The Long and Short of Anti-Aging
A while back, I wrote about the various nutritional supplements HB and I take. I mentioned one of the key reasons we take some of the supplements we do is they’re proven to promote longer telomeres.
Telomeres are like little caps on the end of your chromosomes. They protect your genetic information each time a cell divides. Instead of your genetic data unraveling, you lose a little bit of telomere each time a cell divides.
Eventually, the telomere becomes to short to protect its chromosome, and the cell stops dividing… and eventually dies.
Cells with longer telomeres live longer. And if all your cells live longer, the theory is you will, too.
So HB and I get plenty of Vitamins C, D and E, plus lutein and zeaxanthan. All of these nutrients (and they’re not the only ones) are linked to longer telomeres.
In fact, according to the National Institutes of Health, just taking a multivitamin regularly appears to promote longer telomeres.
This got me wondering if our lifestyle could affect telomere length, so I did a little digging.
It turns out stress is a big factor in shortening telomeres. Since antioxidants seem to have the opposite effect, this didn’t surprise us. Smoking is another culprit. Pesticides, air pollution, lead and quite a few chemicals are also linked to shorter telomeres.
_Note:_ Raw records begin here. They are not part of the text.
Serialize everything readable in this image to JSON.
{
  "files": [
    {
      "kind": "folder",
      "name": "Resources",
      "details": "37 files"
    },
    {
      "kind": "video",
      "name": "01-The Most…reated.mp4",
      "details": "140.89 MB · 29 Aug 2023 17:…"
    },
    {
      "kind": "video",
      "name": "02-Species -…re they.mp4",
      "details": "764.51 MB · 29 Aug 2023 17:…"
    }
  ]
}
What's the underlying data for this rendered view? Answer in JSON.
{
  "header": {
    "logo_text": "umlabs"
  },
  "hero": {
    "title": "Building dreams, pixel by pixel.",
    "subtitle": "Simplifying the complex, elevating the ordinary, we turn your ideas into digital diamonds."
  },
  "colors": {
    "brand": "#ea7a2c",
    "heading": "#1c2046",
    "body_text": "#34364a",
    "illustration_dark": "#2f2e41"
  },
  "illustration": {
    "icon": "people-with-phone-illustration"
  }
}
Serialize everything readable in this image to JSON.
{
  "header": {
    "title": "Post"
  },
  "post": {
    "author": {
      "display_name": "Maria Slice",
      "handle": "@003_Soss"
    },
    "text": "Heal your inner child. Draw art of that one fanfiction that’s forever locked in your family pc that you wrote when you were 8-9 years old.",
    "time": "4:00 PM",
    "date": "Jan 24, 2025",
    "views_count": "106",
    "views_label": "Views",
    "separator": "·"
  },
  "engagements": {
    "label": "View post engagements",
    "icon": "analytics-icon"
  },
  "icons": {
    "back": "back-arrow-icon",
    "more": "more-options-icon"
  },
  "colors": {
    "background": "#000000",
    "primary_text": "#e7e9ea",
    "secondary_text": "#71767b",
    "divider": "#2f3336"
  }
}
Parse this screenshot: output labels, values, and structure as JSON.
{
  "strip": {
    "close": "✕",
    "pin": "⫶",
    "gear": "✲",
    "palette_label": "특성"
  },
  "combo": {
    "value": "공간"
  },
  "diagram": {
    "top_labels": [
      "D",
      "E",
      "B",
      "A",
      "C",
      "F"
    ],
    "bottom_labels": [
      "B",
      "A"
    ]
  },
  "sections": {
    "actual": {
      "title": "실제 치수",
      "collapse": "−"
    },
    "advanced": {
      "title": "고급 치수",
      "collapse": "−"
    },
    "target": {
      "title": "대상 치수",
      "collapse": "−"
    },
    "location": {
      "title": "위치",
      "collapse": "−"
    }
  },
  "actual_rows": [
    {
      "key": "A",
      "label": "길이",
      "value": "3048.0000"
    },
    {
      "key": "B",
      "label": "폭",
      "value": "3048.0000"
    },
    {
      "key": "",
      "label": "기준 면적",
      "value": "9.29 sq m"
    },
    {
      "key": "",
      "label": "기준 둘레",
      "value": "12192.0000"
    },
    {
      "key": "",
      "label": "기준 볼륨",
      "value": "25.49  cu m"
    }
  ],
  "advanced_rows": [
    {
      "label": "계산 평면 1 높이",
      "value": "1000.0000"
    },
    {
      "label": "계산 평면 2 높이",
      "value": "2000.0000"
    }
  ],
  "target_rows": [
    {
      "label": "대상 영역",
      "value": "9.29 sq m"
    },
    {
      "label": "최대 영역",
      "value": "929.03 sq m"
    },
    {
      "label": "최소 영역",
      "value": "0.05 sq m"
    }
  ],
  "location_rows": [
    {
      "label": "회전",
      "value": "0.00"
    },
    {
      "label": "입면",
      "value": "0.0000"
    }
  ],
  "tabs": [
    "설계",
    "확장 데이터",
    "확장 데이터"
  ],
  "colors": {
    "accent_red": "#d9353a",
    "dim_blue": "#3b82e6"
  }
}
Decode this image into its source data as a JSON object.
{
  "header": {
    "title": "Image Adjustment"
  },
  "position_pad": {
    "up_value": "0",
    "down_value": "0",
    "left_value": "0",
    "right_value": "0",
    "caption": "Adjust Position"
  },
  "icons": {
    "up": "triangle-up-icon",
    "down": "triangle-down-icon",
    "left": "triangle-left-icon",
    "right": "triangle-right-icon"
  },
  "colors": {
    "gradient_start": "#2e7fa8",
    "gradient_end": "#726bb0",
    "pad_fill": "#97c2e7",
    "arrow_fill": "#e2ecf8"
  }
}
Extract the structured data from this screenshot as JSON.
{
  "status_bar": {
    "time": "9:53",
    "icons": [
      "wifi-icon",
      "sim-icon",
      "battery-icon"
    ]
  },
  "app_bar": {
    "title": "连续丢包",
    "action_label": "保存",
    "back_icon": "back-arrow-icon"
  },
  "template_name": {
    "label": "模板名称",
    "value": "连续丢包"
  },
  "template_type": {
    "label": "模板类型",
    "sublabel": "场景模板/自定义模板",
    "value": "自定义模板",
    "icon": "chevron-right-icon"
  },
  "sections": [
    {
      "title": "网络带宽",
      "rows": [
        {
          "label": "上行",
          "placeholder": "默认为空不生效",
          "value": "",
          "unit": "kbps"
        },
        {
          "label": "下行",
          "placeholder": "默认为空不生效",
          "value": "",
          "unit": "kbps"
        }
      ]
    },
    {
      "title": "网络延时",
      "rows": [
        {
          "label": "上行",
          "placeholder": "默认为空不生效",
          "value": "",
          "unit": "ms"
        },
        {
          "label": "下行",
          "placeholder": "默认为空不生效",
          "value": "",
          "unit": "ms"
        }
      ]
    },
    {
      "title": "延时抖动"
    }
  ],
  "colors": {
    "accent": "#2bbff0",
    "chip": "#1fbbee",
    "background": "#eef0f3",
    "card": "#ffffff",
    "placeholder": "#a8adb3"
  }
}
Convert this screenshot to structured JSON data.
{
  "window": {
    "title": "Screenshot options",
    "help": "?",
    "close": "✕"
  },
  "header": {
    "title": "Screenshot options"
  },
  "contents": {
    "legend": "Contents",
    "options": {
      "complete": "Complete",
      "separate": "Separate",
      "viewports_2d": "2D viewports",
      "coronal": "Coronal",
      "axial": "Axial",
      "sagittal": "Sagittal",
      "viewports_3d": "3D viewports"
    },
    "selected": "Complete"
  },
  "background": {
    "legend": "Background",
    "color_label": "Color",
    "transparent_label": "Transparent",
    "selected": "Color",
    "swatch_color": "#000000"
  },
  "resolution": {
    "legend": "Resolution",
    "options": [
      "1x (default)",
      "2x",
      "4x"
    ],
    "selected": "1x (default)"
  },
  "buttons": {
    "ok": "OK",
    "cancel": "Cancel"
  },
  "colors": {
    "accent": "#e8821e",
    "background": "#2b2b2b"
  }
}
Exercise that builds your VO2Max – your peak ability to take in oxygen – encourages longer telomeres, too.
Scientists in Norway found 20 volunteers. Half were in their 20s, while the others ranged in age from 66-77. Half of each of those groups were endurance athletes.
The younger men all had telomeres of about the same length. But the situation was different for the older guys. Among men in their 60s and 70s, those with a higher VO2Max had measurably longer telomeres.
But my doctor keeps telling me to avoid long endurance runs. He says shorter bursts of intense exercise – what we called “intervals” back in my high school days – are much better for building your heart and lungs.
So I did a little more searching, and found another study from Norway. In this one, they tested 40 “moderately trained” men. Some trained for endurance while others did interval training.
Guess what? The men who did the interval training – shorter, more intense bursts of exercise – built greater VO2Max than the endurance group.
In other words, you can exercise less and get bigger rewards… if you do the right exercise.
I came across another interesting study in my search, too. And this one found you can promote longer telomeres by doing the opposite of exercise.
In this study, women who practiced loving-kindness meditation had longer telomeres than those who didn’t. Basically, spending a few minutes a day focusing on the wellbeing of others was all it took!
Now, before you say I’m crazy, let me tell you who did this study: Massachusetts General Hospital and the Harvard Medical School.
Here’s what I think this shows: We know stress accelerates aging. And meditation is a great stress buster. I suspect that any form of quiet meditation would have a similar effect.
By now, you may be asking, “Is there any benefit to all this?” I looked that up, too. And the answer is, “Yes!”
Doctors from Boston University compared the telomeres of 38 people aged 97 – 108. The ones who remained independent – who had healthy hearts, healthy circulation, healthy blood pressure and sharper minds – also had longer telomeres.
Needless to say, HB and I will (mostly) follow my doctor’s advice on exercise. And maybe we can even find a few minutes a day for quiet meditation.